As some protestors took it upon themselves to demand justice by resorting to violence and damaging public buildings, questions have also been asked about what kind of protests are “ethical”, and what lawful and acceptable methods are available to members of the public to express their anger and discontent. When it was said that protestors should seek their rights “peacefully”, activist Yolanda Renteria replied by saying, “It is not your choice to determine how an oppressed group protests.” When people feel that the law has failed them, they resort to breaking the law.

#BlackLivesMatter has inspired a global protest movement against racism and has opened new avenues for discussion by highlighting the need to address systemic and structural discrimination based on race and ethnicity. Racism is more than just an act of hatred; it starts with the belief that one can be superior to the “other”. The “other” is then demonised and seen as less human and hence less deserving of life and humanity. What happened in the US was not a spontaneous outburst of anger; it was the result of years of injustice and systematic and structural discrimination against Black Americans.

It is necessary for us to use the #BlackLivesMatter momentum to acknowledge and work on racism and discrimination in the Middle East, especially in the Gulf States, where there are a number of narratives about the anti-racist movement. Some support it while ignoring local racism and discrimination; others highlight the need to tackle racism based on colour without discussing the deeper issue of structural discrimination in the Gulf. Yet others have openly denied the existence of any type of racism in the Gulf and claimed that is an American problem.

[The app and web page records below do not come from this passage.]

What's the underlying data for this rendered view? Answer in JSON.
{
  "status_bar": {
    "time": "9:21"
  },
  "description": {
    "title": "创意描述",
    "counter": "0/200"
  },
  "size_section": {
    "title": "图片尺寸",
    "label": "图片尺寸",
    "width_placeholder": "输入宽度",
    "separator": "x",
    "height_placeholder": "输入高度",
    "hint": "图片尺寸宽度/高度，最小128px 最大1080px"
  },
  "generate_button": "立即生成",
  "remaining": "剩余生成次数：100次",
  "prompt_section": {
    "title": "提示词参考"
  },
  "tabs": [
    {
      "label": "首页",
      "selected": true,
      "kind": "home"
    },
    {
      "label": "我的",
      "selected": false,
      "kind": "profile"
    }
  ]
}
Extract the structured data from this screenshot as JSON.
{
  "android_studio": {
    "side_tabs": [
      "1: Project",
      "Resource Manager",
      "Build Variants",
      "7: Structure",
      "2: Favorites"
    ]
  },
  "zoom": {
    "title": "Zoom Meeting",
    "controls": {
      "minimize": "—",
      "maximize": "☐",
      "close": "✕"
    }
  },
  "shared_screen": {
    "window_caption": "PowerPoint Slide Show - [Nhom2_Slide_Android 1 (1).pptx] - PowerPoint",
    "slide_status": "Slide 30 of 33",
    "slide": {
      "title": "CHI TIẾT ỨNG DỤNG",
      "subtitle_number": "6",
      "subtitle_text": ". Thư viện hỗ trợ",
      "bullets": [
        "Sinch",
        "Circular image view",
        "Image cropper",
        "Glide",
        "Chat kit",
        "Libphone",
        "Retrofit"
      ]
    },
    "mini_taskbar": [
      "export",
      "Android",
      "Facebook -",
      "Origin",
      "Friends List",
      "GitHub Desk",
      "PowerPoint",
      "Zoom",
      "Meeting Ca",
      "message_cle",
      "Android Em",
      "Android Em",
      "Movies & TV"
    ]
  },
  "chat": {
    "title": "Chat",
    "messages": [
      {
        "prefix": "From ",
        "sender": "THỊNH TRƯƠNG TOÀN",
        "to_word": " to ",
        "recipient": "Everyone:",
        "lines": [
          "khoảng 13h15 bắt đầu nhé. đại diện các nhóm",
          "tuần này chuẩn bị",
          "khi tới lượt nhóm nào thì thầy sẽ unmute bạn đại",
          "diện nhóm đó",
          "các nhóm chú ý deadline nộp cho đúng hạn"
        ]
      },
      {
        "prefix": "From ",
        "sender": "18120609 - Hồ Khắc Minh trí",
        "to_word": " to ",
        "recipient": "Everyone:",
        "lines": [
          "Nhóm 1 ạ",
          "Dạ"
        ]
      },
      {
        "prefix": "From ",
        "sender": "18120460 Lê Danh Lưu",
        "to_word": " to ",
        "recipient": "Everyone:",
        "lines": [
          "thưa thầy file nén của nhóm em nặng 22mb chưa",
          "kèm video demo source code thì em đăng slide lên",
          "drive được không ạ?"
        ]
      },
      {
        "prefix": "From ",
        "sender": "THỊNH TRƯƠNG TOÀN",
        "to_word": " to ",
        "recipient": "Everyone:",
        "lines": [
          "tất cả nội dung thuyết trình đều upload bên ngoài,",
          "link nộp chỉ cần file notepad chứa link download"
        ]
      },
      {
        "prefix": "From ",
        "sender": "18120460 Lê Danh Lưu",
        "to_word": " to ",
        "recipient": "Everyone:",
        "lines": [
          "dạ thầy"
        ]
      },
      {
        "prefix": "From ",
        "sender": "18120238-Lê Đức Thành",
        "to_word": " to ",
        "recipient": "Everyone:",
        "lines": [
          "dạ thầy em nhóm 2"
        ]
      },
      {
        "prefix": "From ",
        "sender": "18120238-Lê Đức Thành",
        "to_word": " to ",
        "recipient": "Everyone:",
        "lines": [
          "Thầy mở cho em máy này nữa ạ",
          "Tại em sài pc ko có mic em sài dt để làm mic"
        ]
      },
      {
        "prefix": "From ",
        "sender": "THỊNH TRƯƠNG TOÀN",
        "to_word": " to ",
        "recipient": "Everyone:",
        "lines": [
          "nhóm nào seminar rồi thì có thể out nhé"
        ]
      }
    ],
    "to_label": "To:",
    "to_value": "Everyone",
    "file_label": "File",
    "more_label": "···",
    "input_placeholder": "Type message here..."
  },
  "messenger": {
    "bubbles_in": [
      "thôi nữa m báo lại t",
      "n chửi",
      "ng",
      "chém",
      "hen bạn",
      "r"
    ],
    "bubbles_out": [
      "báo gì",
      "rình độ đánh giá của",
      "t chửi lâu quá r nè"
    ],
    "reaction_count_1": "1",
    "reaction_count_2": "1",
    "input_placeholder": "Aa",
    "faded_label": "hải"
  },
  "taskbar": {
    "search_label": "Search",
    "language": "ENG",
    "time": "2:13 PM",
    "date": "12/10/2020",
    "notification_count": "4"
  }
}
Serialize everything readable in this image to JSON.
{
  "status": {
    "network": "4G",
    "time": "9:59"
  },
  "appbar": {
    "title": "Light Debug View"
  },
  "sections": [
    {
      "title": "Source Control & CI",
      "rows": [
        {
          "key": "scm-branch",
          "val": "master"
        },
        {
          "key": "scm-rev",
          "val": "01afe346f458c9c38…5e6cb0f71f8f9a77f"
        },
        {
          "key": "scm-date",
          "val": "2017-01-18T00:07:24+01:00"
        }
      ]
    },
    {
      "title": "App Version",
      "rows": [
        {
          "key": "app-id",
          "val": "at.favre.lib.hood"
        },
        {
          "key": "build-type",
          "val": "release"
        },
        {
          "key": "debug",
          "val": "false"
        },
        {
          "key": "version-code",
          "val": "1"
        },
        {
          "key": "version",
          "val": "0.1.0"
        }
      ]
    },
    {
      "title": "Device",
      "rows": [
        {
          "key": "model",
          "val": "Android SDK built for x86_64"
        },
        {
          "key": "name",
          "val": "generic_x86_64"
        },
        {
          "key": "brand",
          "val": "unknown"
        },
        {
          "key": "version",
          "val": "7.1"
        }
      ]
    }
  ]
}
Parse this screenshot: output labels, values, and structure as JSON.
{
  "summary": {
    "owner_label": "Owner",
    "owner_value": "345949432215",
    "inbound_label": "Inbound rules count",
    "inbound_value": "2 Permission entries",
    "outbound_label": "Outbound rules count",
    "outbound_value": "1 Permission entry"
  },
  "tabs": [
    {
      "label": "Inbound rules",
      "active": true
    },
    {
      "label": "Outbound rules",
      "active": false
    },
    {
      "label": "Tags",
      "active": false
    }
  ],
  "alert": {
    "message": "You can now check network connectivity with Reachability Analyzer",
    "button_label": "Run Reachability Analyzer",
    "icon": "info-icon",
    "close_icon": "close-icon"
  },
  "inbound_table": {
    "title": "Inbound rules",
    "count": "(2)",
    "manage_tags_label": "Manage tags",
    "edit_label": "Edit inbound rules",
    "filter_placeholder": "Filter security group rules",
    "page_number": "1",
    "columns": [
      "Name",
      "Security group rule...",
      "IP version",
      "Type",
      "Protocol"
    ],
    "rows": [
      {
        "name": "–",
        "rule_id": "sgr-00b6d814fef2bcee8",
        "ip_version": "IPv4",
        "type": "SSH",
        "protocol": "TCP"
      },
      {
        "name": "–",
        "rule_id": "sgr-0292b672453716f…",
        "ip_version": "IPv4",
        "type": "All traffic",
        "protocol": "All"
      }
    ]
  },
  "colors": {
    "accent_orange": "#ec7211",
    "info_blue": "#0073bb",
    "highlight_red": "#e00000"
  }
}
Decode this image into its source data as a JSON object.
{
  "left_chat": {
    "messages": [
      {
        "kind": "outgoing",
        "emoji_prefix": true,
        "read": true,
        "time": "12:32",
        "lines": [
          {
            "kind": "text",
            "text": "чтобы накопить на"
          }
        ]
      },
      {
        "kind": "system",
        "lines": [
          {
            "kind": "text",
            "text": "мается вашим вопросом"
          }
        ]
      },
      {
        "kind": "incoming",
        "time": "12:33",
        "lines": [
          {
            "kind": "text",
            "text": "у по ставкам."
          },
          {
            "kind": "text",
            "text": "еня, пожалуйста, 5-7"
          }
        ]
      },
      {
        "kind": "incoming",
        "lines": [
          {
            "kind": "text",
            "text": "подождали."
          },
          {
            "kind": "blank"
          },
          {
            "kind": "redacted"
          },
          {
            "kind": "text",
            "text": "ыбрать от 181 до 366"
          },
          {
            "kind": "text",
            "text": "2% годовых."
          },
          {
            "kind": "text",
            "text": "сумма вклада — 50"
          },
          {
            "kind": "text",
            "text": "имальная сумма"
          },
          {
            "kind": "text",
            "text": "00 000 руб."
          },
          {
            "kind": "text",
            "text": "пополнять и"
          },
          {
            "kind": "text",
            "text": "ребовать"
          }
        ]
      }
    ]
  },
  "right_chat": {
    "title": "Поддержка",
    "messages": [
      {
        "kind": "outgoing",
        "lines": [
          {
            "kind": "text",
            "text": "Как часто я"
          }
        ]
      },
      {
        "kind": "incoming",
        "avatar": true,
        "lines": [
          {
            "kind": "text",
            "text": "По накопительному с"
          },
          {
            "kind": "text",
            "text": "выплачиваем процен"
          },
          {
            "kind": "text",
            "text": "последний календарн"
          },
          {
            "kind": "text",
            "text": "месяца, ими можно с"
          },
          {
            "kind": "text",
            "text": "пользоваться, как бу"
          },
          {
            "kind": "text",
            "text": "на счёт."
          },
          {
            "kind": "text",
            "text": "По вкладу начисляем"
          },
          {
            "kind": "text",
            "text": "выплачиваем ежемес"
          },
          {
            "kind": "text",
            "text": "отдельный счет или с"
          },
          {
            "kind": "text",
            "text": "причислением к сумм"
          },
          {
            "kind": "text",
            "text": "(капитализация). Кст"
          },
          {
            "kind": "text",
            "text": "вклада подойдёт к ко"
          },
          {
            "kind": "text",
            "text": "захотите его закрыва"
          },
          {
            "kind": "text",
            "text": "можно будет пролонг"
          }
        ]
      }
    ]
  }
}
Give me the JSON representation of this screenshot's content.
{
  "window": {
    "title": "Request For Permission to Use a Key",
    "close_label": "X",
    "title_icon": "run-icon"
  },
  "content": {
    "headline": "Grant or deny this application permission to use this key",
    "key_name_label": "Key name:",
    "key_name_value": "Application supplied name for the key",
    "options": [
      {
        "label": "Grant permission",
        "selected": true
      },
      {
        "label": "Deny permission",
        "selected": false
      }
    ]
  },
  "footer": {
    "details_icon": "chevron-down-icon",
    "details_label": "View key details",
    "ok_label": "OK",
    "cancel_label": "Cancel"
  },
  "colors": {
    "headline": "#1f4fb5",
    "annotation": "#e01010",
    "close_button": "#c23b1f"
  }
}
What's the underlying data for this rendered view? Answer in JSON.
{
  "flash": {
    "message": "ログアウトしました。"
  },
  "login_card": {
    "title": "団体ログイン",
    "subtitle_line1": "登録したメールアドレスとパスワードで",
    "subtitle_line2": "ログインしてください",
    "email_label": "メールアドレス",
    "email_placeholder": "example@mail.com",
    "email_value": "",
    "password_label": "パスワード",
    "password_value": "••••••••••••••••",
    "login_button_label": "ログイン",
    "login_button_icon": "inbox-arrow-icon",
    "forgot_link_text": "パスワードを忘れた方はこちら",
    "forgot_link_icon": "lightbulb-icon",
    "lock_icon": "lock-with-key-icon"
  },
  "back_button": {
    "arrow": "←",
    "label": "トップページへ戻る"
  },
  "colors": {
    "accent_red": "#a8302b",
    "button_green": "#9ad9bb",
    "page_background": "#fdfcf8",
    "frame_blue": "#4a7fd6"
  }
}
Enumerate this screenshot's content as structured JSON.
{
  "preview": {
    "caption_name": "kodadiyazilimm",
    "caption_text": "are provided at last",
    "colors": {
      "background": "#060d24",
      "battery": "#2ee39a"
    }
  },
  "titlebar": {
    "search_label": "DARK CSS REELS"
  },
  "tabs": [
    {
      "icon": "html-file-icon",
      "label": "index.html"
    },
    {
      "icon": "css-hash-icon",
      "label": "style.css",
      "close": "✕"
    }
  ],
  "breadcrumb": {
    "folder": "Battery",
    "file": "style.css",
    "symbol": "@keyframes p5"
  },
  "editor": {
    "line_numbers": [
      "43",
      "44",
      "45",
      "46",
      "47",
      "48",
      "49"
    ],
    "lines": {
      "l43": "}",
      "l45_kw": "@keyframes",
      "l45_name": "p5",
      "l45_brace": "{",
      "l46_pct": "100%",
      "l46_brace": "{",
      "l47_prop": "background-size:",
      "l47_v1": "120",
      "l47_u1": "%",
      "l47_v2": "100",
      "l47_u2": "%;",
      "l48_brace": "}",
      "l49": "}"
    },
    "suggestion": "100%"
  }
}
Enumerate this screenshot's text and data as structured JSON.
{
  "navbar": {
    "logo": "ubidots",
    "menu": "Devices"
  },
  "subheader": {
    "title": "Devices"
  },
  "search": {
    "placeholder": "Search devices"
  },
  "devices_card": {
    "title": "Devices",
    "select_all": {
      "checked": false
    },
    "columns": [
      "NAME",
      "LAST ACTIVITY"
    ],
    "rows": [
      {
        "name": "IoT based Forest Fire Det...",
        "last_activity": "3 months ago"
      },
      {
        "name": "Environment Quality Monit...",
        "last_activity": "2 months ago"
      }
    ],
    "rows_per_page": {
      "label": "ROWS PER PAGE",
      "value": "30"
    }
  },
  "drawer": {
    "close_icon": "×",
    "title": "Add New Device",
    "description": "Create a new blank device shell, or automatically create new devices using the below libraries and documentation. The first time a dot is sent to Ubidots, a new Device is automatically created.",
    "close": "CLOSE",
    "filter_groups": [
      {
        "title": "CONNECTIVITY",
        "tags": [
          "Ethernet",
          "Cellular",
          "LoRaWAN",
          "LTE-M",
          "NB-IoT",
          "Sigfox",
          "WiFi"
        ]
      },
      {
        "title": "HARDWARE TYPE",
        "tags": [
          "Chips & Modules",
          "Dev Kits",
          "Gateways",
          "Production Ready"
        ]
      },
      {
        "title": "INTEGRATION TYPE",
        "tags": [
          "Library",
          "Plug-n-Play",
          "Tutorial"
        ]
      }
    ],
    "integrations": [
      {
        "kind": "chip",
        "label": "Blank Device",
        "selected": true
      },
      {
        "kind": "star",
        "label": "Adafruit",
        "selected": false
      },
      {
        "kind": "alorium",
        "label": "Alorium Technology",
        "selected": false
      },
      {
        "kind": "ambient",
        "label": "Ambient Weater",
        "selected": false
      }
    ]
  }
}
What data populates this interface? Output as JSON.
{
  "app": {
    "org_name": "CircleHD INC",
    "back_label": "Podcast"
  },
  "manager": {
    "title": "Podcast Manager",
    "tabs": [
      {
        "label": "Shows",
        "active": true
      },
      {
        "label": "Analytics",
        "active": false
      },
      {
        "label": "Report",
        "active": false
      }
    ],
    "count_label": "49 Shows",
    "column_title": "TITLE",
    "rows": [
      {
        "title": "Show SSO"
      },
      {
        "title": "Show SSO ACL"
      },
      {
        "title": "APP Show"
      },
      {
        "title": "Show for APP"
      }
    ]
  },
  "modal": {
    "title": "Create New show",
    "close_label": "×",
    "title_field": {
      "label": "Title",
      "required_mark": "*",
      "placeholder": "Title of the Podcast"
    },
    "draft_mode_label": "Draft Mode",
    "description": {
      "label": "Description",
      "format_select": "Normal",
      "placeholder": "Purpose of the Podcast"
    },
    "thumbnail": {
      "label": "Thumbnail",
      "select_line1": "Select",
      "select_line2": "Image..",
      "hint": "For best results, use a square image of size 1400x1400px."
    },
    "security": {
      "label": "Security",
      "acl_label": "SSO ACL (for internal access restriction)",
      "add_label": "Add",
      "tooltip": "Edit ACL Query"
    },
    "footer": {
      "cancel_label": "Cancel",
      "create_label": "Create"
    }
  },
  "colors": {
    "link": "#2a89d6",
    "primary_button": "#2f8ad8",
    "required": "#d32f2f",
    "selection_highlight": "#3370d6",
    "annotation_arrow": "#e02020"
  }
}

All three narratives miss the big picture. Those who claim that........

© Middle East Monitor